This is the legend a stampede built

January 1 1954

This is the legend a stampede built

January 1 1954

This is the legend a stampede built

In Calgary's big week, Karsh finds everybody playing cowboys and Injuns

THERE IS A general impression in the rest of Canada that Calgary consists entirely of palefaces dressed as cowboys and Indians dressed as Indians. To anyone visiting the foot-hills city during a certain July week, as Yousuf Karsh did, this theory would be fully substantiated. Everybody from the mayor’s youngest daughter to the town’s wealthiest businessman was sporting loud shirts, neckerchiefs and wide western hats. As for the Indians, they all seemed momentarily ready for the warpath.

But this is the legend of Calgary carefully fostered by Calgarians who at Grey Cup season invade the east still dressed as cowboys and Indians

but who are, for the most part, quite normal people in double-breasted suits and white pocket handkerchiefs. Calgarians, growing rapidly rich on oil, cattle and construction, like to blow oiT steam during Stampede Week but, as Karsh’s own photographs on later pages show, they live in solid brick and frame homes, not tepees, and raise skyscrapers, not smoke signals, to the sun.

Karsh himself, caught up in the spirit of the Stampede, donned the traditional western hat and blue jeans which have become the city’s trademark, but when the week was over he, like most Calgarians, went back to more conventional attire.

Karshs Calgary continued

A city lets its hair down

Wild horses and wilder music keep Calgarians on the hop

IN CALGARY’S one zany week of celebration even the neon signs seem to go crazy. But even wild horses couldn’t keep Yousuf Karsh out of the Stampede corral during the roping display shown in the photograph at the right. Here unbroken horses off the range are sent plummeting into the infield where three-man teams try to rope, halter and ride them. For the rest of the week Karsh roamed through street dances and Palliser Hotel parties, photographing Calgarians who were sometimes as wild as their own horses. But prettier.

Karsh's Calgary continued

Stampede or not, the money rolls in

Hundred dollar shirts, hundred thousand dollar homes, show off city's new wealth

CALGARY IS A TOWN that looks and acts wealthy. The colorful shirt worn by W. F. Herron (above) for example, cost a cool hundred dollars. Karsh estimates that the house shown directly below is worth a quarter of a million dollars and the one on the opposite page a hundred thousand. Sleek new buildings, such as the Barron Building shown on opposite page, are changing the city’s

skyline and are populated by sleek new executives such as N. E. Tanner, who left a provincial cabinet post for the more rewarding business field.

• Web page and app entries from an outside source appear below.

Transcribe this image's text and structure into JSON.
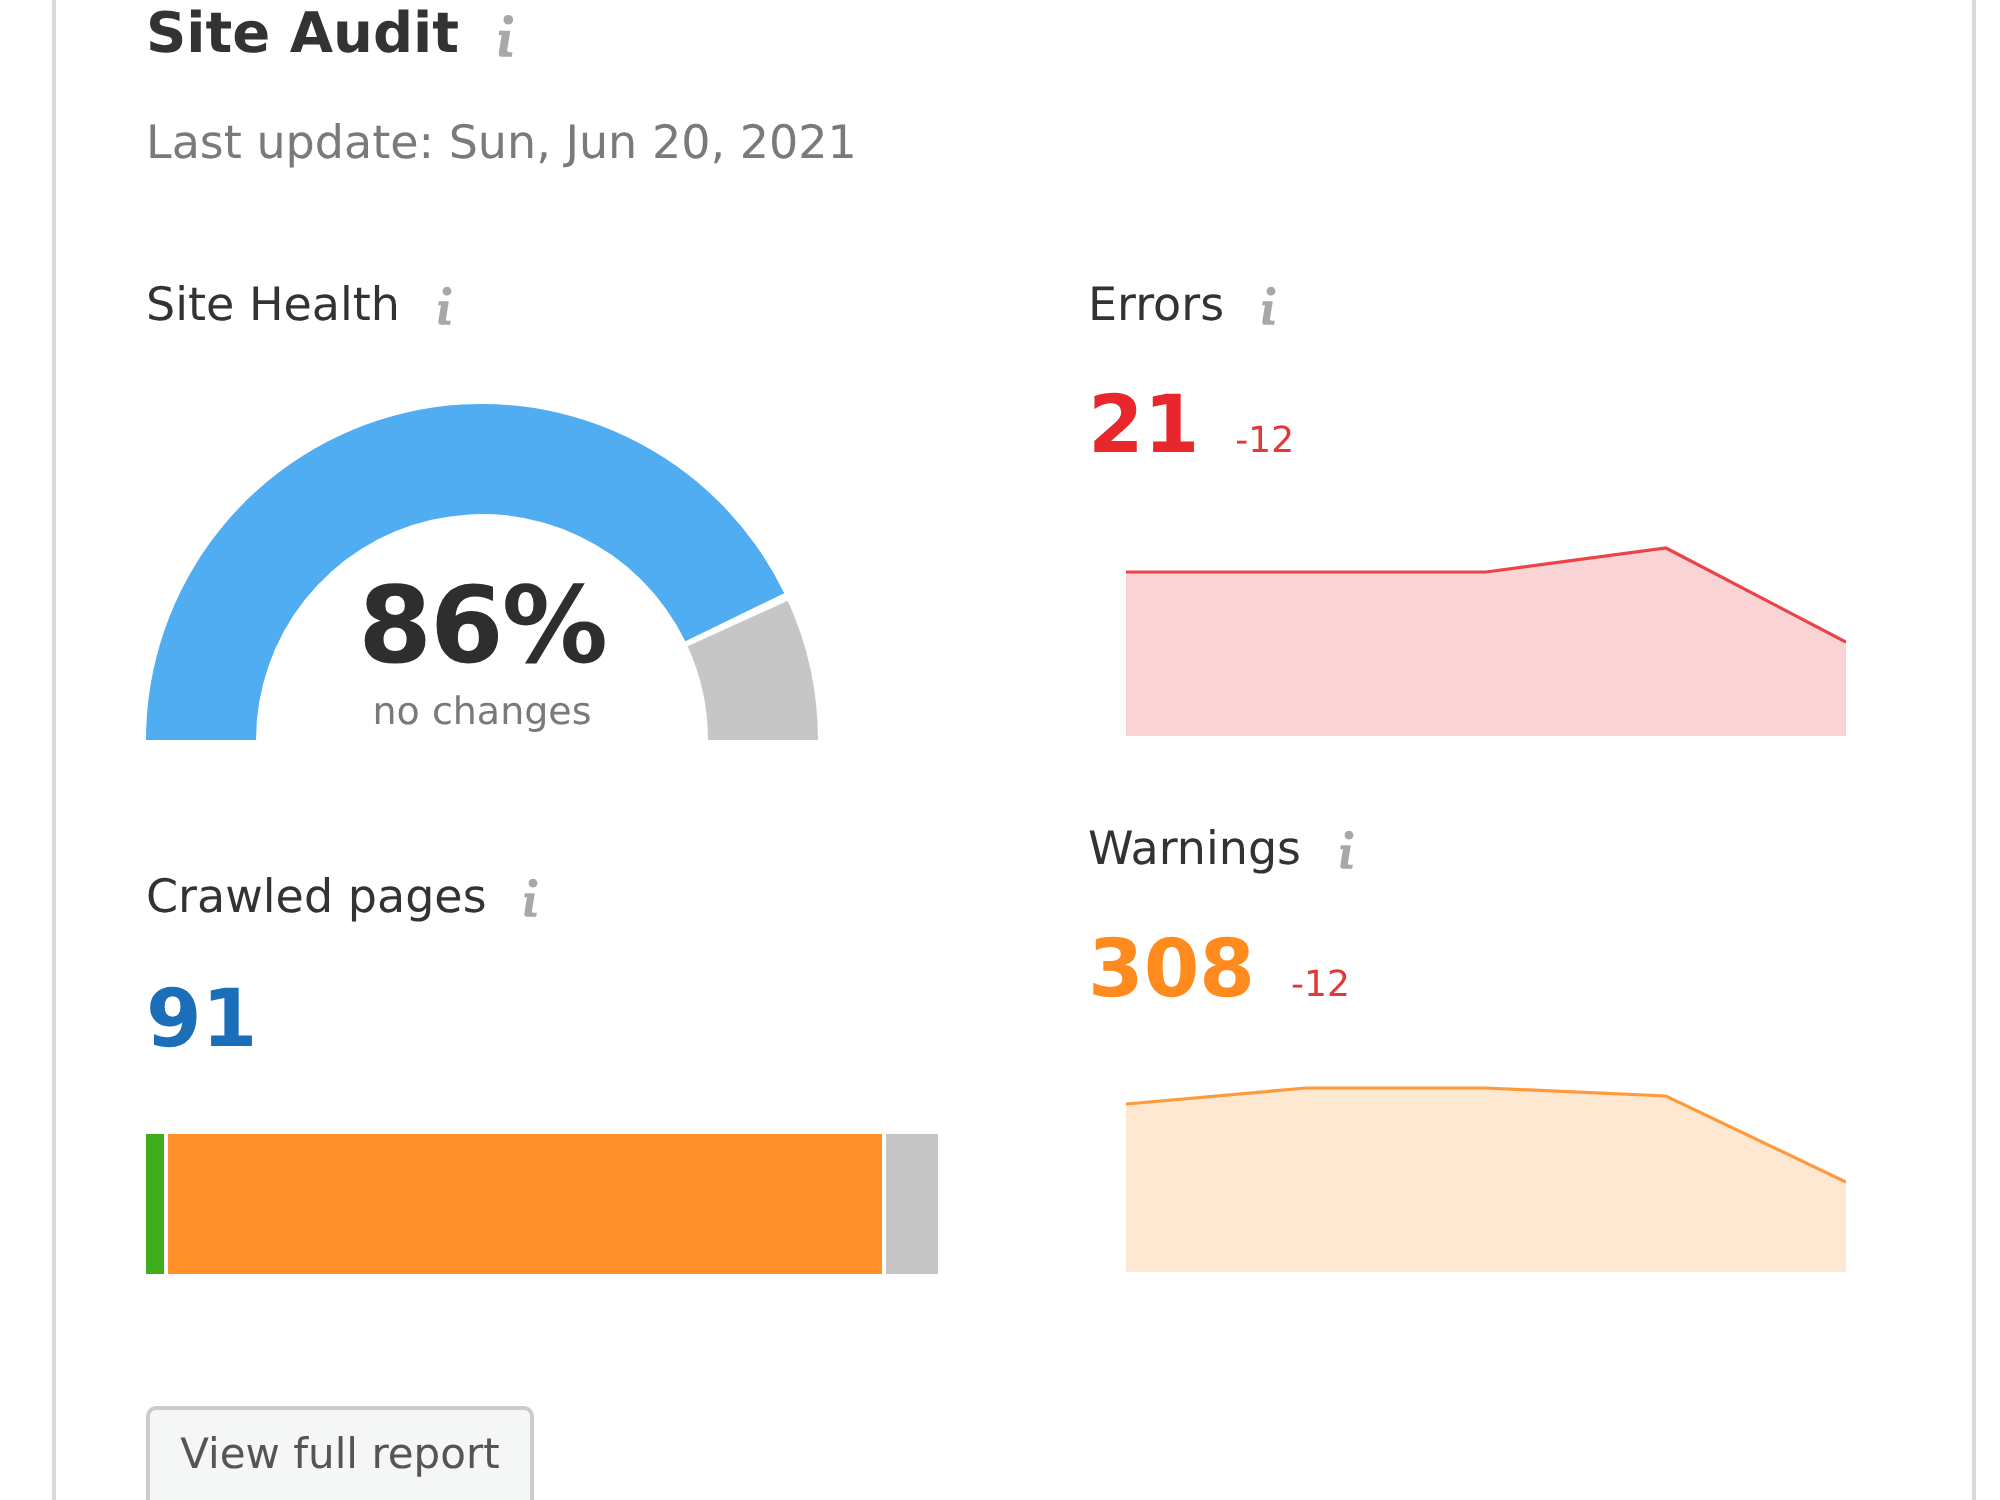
{
  "card": {
    "title": "Site Audit",
    "last_update": "Last update: Sun, Jun 20, 2021"
  },
  "site_health": {
    "label": "Site Health",
    "value": "86%",
    "note": "no changes",
    "chart_data": [
      {
        "type": "donut",
        "values": [
          86,
          14
        ],
        "colors": [
          "#50adf2",
          "#c6c6c6"
        ]
      }
    ]
  },
  "metrics": [
    {
      "label": "Errors",
      "value": "21",
      "change": "-12",
      "color": "#e8262b"
    },
    {
      "label": "Warnings",
      "value": "308",
      "change": "-12",
      "color": "#ff8a1d"
    }
  ],
  "crawled_pages": {
    "label": "Crawled pages",
    "value": "91"
  },
  "button": "View full report"
}
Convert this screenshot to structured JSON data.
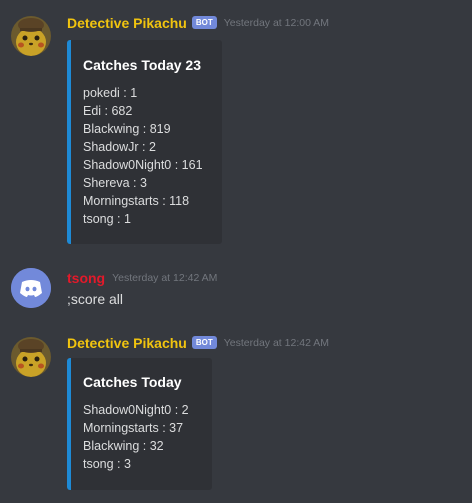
{
  "colors": {
    "background": "#36393f",
    "embed_background": "#2f3136",
    "embed_accent": "#1e8ad6",
    "bot_name": "#f1c40f",
    "user_name": "#e3192a",
    "bot_tag": "#7289da",
    "timestamp": "#72767d",
    "text": "#dcddde"
  },
  "messages": [
    {
      "author": "Detective Pikachu",
      "bot_tag": "BOT",
      "timestamp": "Yesterday at 12:00 AM",
      "avatar_icon": "pikachu-avatar-icon",
      "embed": {
        "title": "Catches Today 23",
        "lines": [
          "pokedi : 1",
          "Edi : 682",
          "Blackwing : 819",
          "ShadowJr : 2",
          "Shadow0Night0 : 161",
          "Shereva : 3",
          "Morningstarts : 118",
          "tsong : 1"
        ]
      }
    },
    {
      "author": "tsong",
      "timestamp": "Yesterday at 12:42 AM",
      "avatar_icon": "discord-logo-icon",
      "text": ";score all"
    },
    {
      "author": "Detective Pikachu",
      "bot_tag": "BOT",
      "timestamp": "Yesterday at 12:42 AM",
      "avatar_icon": "pikachu-avatar-icon",
      "embed": {
        "title": "Catches Today",
        "lines": [
          "Shadow0Night0 : 2",
          "Morningstarts : 37",
          "Blackwing : 32",
          "tsong : 3"
        ]
      }
    }
  ]
}
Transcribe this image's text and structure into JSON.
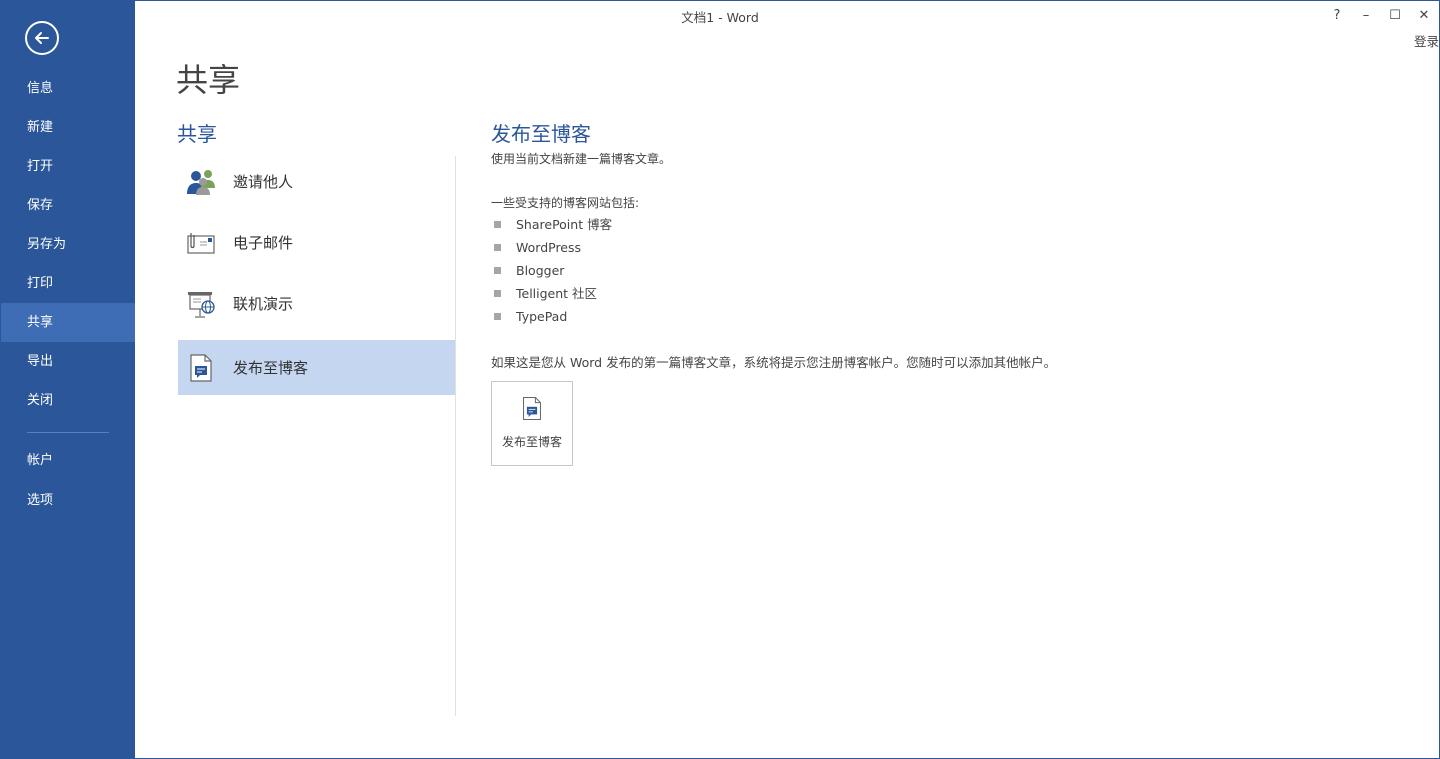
{
  "window": {
    "title": "文档1 - Word",
    "help_label": "?",
    "minimize_label": "–",
    "maximize_label": "☐",
    "close_label": "✕",
    "signin_label": "登录"
  },
  "sidebar": {
    "items": [
      {
        "label": "信息"
      },
      {
        "label": "新建"
      },
      {
        "label": "打开"
      },
      {
        "label": "保存"
      },
      {
        "label": "另存为"
      },
      {
        "label": "打印"
      },
      {
        "label": "共享"
      },
      {
        "label": "导出"
      },
      {
        "label": "关闭"
      }
    ],
    "bottom_items": [
      {
        "label": "帐户"
      },
      {
        "label": "选项"
      }
    ],
    "active": "共享"
  },
  "page": {
    "title": "共享",
    "section_title": "共享",
    "options": [
      {
        "label": "邀请他人",
        "icon": "people-icon"
      },
      {
        "label": "电子邮件",
        "icon": "email-icon"
      },
      {
        "label": "联机演示",
        "icon": "online-presentation-icon"
      },
      {
        "label": "发布至博客",
        "icon": "blog-icon"
      }
    ],
    "selected_option": "发布至博客"
  },
  "detail": {
    "title": "发布至博客",
    "description": "使用当前文档新建一篇博客文章。",
    "sites_heading": "一些受支持的博客网站包括:",
    "sites": [
      "SharePoint 博客",
      "WordPress",
      "Blogger",
      "Telligent 社区",
      "TypePad"
    ],
    "note": "如果这是您从 Word 发布的第一篇博客文章，系统将提示您注册博客帐户。您随时可以添加其他帐户。",
    "publish_button_label": "发布至博客"
  },
  "colors": {
    "accent": "#2b579a",
    "sidebar_active": "#3e6db5",
    "selected_option": "#c5d6f1"
  }
}
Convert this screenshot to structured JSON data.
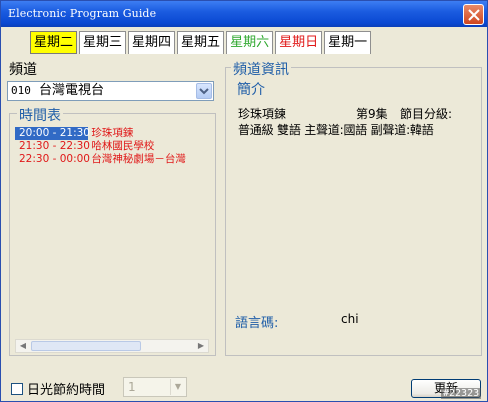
{
  "window": {
    "title": "Electronic Program Guide"
  },
  "tabs": [
    {
      "label": "星期二",
      "color": "#000000",
      "active": true
    },
    {
      "label": "星期三",
      "color": "#000000",
      "active": false
    },
    {
      "label": "星期四",
      "color": "#000000",
      "active": false
    },
    {
      "label": "星期五",
      "color": "#000000",
      "active": false
    },
    {
      "label": "星期六",
      "color": "#2fa82f",
      "active": false
    },
    {
      "label": "星期日",
      "color": "#e01818",
      "active": false
    },
    {
      "label": "星期一",
      "color": "#000000",
      "active": false
    }
  ],
  "channel": {
    "label": "頻道",
    "number": "010",
    "name": "台灣電視台"
  },
  "schedule": {
    "label": "時間表",
    "items": [
      {
        "time": "20:00 - 21:30",
        "title": "珍珠項鍊",
        "selected": true
      },
      {
        "time": "21:30 - 22:30",
        "title": "哈林國民學校",
        "selected": false
      },
      {
        "time": "22:30 - 00:00",
        "title": "台灣神秘劇場－台灣",
        "selected": false
      }
    ]
  },
  "info": {
    "label": "頻道資訊",
    "intro_label": "簡介",
    "program": "珍珠項鍊",
    "episode": "第9集",
    "rating_label": "節目分級:",
    "details": "普通級  雙語  主聲道:國語 副聲道:韓語",
    "language_label": "語言碼:",
    "language_value": "chi"
  },
  "footer": {
    "dst_label": "日光節約時間",
    "tz_value": "1",
    "refresh_label": "更新"
  },
  "watermark": "#22323",
  "colors": {
    "titlebar": "#0a48d2",
    "accent_text": "#1f5ea8",
    "program_text": "#e01818",
    "selection": "#316ac5",
    "active_tab": "#ffff00"
  }
}
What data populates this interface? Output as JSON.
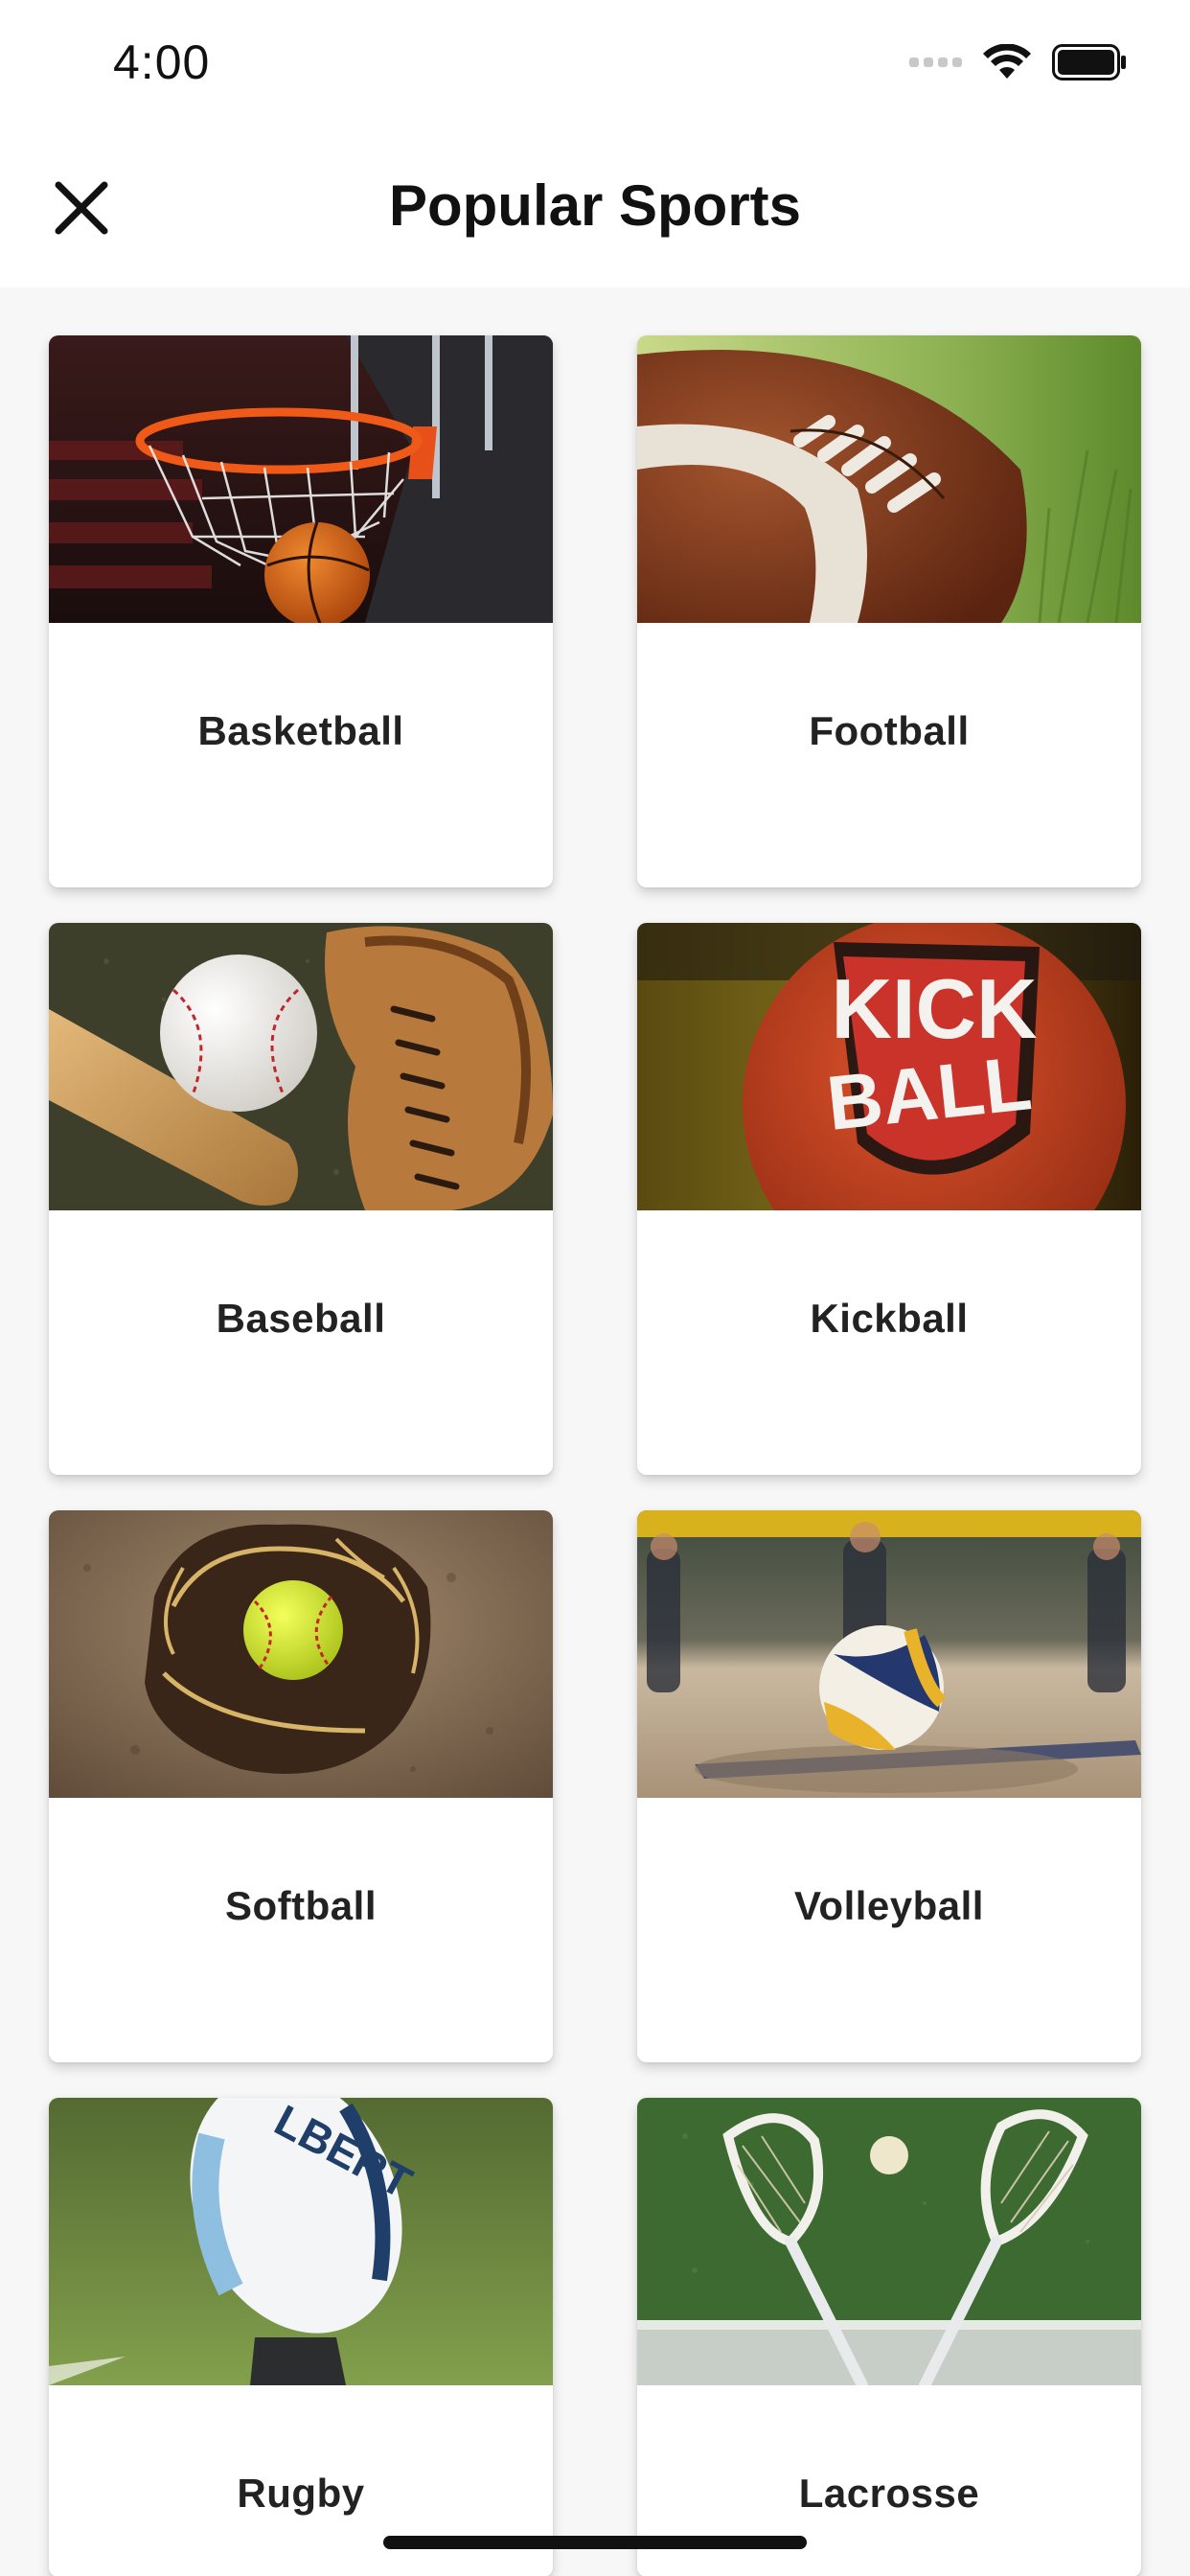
{
  "status_bar": {
    "time": "4:00"
  },
  "nav": {
    "title": "Popular Sports",
    "close_icon": "close-icon"
  },
  "colors": {
    "background": "#f7f7f7",
    "card": "#ffffff",
    "text": "#222222"
  },
  "sports": [
    {
      "label": "Basketball",
      "image": "basketball-hoop-photo"
    },
    {
      "label": "Football",
      "image": "american-football-photo"
    },
    {
      "label": "Baseball",
      "image": "baseball-bat-glove-photo"
    },
    {
      "label": "Kickball",
      "image": "kickball-photo"
    },
    {
      "label": "Softball",
      "image": "softball-glove-photo"
    },
    {
      "label": "Volleyball",
      "image": "beach-volleyball-photo"
    },
    {
      "label": "Rugby",
      "image": "rugby-ball-photo"
    },
    {
      "label": "Lacrosse",
      "image": "lacrosse-sticks-photo"
    }
  ]
}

Karsh was greatly impressed by Calgary’s building program which he says is being carried out with impeccable taste. He feels the design of the small ranch-style homes shows more originality than he has yet noticed in any other Canadian city.

The sky is big in Calgary, but the horizon is bigger

Oil and cattle make fortunes for Calgarians, whose boom

seems as unlimited as the wide vistas around the city

THE THREE MEN whose portraits appear on these pages, set against a backdrop of rolling ranchland and western sky, typify the spirit and resources which men and nature have brought, to Calgary. One is a lawyer, who like so many of his townspeople now finds himself in the oil business in a big way. Another is a businessman who finds himself in the Stampede business in a big way. The third is a city boy who now finds himself a rancher, and loves it.

Eric L. Harvie, shown in the photograph below, is popularly supposed to be the richest man in Alberta. He is a lawyer, and the story of how he took mineral rights to a large section of land

in lieu of legal fees has now become a western legend. The land turned out to be around Leduc, Alta., scene of the first great postwar oil strike.

dim Cross, in the photograph at right, is president of Calgary Brewing and one of the key men behind the annual Stampede. His famous Sunday morning breakfast, at the end of Stampede Week, on the sun deck of the Palliser is a fixed rite.

Donald C. Matthews, in the photograph at lower right, is a thirty-fouryear-old university graduate in animal husbandry who is rapidly acquiring stature as one of the district’s rising young cattlemen. Says he: “There’s simply no life like a rancher’s.” *